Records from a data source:
>>

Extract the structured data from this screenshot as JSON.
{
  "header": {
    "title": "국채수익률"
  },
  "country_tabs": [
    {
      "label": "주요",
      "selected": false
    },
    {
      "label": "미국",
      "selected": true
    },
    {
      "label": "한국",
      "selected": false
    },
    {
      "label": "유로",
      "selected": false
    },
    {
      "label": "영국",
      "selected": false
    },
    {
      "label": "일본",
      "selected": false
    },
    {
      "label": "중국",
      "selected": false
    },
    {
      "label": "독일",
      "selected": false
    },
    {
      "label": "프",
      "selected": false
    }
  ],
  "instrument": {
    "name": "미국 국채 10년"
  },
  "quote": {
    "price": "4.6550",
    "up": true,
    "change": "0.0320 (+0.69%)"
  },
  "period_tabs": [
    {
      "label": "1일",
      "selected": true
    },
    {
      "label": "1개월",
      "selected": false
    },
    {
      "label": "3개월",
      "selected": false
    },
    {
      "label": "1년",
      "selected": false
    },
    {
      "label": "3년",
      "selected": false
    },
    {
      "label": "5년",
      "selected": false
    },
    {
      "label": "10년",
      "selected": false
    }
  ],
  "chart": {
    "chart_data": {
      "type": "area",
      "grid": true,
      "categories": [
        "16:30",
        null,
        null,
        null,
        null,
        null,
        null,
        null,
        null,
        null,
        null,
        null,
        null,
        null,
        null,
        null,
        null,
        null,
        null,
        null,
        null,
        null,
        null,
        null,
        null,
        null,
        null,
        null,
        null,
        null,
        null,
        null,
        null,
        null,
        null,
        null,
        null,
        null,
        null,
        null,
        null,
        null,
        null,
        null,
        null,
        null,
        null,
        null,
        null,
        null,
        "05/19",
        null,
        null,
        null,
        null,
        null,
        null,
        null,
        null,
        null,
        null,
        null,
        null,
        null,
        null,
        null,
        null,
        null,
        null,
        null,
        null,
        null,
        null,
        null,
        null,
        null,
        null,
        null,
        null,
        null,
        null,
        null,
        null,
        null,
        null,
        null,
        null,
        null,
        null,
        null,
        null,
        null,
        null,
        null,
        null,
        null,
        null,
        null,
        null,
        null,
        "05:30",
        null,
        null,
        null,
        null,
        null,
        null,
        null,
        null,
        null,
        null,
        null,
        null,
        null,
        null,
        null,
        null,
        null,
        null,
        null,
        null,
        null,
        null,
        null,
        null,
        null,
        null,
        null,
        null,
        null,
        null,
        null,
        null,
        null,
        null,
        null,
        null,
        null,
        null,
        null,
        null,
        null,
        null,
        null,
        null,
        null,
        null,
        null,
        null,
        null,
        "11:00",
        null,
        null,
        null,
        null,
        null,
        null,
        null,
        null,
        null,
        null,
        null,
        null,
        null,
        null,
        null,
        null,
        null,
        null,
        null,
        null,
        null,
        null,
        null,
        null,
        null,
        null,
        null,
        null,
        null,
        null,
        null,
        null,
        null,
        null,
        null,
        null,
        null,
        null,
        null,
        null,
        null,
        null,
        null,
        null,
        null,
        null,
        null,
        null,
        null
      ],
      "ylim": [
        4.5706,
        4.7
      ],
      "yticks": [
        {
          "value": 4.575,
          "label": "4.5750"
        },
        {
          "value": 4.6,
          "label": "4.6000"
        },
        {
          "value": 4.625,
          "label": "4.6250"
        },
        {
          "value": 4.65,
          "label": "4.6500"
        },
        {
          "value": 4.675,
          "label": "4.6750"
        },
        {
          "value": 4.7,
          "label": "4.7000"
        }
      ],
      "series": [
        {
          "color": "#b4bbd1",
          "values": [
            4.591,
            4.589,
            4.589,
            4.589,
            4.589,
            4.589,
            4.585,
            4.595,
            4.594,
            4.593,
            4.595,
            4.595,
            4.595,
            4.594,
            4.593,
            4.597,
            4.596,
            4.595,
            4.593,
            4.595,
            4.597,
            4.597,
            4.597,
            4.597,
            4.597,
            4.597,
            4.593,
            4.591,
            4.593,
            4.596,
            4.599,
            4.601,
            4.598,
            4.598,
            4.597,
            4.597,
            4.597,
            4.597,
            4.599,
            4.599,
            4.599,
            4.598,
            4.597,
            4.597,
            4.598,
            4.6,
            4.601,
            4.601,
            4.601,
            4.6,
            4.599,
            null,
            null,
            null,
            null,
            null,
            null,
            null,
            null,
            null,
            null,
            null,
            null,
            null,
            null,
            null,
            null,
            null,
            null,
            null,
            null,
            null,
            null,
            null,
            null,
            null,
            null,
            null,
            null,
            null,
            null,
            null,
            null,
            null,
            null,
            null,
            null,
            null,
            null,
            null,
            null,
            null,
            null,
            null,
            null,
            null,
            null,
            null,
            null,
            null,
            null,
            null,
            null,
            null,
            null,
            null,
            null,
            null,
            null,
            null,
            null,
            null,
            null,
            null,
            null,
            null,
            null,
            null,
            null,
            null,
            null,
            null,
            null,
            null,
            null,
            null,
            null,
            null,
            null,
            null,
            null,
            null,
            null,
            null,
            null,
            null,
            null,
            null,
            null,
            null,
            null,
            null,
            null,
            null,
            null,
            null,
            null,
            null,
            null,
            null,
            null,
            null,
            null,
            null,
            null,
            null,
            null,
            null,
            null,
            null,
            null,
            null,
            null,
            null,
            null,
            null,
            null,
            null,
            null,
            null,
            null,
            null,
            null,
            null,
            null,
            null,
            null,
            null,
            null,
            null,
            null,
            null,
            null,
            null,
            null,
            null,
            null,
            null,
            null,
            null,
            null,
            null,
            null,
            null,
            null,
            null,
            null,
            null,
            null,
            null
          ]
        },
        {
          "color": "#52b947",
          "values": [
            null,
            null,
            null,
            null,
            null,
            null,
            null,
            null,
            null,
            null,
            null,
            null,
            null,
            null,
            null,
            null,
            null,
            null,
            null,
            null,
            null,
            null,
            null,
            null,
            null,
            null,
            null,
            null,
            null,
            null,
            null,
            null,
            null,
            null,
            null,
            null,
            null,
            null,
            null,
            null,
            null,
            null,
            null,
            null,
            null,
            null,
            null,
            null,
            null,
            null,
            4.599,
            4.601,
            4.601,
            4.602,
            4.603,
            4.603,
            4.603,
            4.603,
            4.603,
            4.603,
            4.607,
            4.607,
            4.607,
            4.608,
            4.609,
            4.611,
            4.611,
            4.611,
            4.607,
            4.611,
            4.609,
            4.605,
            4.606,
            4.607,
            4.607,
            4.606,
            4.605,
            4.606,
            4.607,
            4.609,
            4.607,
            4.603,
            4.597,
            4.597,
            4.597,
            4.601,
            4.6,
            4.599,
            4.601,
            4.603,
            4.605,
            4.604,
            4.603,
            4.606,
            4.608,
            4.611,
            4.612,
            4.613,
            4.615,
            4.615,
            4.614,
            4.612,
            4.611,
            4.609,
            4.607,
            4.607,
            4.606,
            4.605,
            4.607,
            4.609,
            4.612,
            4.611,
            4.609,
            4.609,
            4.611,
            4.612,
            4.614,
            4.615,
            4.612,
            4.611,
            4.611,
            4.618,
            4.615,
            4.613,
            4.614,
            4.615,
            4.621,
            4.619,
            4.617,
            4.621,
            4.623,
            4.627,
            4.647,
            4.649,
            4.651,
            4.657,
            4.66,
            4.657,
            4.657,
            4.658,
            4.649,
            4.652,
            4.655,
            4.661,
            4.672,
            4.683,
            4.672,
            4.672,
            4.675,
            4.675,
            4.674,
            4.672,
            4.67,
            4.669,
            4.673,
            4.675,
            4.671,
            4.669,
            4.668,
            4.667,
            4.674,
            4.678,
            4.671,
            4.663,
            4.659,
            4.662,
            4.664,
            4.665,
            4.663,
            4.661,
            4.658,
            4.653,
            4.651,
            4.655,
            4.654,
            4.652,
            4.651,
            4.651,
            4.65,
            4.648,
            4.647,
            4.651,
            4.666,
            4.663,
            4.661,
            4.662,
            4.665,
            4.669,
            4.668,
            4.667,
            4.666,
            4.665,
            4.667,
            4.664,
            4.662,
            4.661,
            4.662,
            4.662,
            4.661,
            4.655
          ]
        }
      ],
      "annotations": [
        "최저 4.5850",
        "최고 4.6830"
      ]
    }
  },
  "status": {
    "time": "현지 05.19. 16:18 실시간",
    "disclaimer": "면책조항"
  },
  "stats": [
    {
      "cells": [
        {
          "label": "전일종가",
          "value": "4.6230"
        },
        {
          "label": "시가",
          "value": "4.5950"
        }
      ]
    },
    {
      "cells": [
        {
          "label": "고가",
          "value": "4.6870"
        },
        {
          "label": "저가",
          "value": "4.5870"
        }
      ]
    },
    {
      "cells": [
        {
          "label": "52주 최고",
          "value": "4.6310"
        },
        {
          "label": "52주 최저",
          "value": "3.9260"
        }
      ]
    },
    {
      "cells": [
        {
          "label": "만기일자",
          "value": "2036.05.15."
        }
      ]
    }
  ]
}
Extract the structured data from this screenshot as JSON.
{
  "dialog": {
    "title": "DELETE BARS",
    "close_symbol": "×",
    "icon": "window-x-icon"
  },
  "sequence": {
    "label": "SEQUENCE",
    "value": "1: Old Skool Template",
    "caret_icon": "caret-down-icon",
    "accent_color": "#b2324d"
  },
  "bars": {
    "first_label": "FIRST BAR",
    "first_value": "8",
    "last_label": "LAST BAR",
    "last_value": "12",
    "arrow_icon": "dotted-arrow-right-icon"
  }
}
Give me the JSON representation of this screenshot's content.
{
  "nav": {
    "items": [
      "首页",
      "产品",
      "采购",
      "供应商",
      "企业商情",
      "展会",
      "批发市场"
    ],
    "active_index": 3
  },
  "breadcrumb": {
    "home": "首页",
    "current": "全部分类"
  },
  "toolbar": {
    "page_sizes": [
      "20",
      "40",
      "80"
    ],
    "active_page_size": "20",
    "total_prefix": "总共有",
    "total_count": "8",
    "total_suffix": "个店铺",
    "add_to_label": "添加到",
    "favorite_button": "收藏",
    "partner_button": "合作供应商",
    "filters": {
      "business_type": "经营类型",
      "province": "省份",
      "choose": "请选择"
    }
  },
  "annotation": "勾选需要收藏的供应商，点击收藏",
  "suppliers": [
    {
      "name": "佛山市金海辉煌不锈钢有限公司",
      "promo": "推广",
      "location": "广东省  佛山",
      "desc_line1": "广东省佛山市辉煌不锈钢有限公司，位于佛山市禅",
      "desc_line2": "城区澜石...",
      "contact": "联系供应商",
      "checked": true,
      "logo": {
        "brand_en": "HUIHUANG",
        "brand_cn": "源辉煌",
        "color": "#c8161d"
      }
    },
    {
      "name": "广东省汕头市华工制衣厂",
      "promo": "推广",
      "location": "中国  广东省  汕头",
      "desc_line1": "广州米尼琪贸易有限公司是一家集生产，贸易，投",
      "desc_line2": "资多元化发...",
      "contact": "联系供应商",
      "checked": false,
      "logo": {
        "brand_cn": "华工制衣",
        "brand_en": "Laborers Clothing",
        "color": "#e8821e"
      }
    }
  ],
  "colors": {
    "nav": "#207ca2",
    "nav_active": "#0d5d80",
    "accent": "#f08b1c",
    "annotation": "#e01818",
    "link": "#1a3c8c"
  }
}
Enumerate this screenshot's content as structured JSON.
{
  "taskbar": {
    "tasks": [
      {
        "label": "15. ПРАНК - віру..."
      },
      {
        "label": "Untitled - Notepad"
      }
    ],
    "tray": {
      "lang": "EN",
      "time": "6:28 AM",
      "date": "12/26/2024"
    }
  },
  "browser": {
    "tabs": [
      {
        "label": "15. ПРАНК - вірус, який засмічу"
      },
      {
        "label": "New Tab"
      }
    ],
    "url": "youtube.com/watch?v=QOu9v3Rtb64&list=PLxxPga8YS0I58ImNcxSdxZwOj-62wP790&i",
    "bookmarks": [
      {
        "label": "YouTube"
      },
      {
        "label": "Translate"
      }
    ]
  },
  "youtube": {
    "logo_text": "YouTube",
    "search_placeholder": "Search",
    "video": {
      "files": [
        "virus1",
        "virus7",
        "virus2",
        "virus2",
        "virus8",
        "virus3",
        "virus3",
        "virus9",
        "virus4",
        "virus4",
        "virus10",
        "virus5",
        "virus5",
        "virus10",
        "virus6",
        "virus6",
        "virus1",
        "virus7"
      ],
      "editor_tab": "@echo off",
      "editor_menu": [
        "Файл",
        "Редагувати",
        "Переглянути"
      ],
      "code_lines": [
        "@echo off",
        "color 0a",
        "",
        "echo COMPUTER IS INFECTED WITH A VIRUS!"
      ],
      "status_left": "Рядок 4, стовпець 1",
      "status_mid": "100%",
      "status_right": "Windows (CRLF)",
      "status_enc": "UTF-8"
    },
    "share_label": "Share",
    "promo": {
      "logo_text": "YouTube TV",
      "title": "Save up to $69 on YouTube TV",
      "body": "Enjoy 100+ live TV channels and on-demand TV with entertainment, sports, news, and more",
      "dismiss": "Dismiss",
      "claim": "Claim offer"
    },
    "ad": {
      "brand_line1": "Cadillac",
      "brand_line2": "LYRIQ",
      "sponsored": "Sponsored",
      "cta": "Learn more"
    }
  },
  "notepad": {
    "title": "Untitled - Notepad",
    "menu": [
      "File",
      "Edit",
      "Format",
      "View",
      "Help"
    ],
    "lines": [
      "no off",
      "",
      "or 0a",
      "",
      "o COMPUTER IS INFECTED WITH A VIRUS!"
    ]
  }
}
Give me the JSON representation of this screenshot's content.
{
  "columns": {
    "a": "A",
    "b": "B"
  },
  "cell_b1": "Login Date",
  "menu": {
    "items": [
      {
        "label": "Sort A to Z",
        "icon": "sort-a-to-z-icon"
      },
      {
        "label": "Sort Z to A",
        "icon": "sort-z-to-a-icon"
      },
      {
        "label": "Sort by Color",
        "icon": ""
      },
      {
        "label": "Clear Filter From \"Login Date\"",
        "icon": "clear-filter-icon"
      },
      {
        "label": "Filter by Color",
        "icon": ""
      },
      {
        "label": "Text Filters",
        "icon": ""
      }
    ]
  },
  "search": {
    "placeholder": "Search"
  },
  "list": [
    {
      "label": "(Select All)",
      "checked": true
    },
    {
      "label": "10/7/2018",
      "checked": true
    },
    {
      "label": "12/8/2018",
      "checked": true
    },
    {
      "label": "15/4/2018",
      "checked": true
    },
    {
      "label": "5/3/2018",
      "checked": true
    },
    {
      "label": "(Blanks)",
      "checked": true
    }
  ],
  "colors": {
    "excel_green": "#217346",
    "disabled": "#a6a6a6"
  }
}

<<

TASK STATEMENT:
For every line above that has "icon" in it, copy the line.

FINISHED EXERCISE:
    "icon": "window-x-icon"
    "caret_icon": "caret-down-icon",
    "arrow_icon": "dotted-arrow-right-icon"
        "icon": "sort-a-to-z-icon"
        "icon": "sort-z-to-a-icon"
        "icon": ""
        "icon": "clear-filter-icon"
        "icon": ""
        "icon": ""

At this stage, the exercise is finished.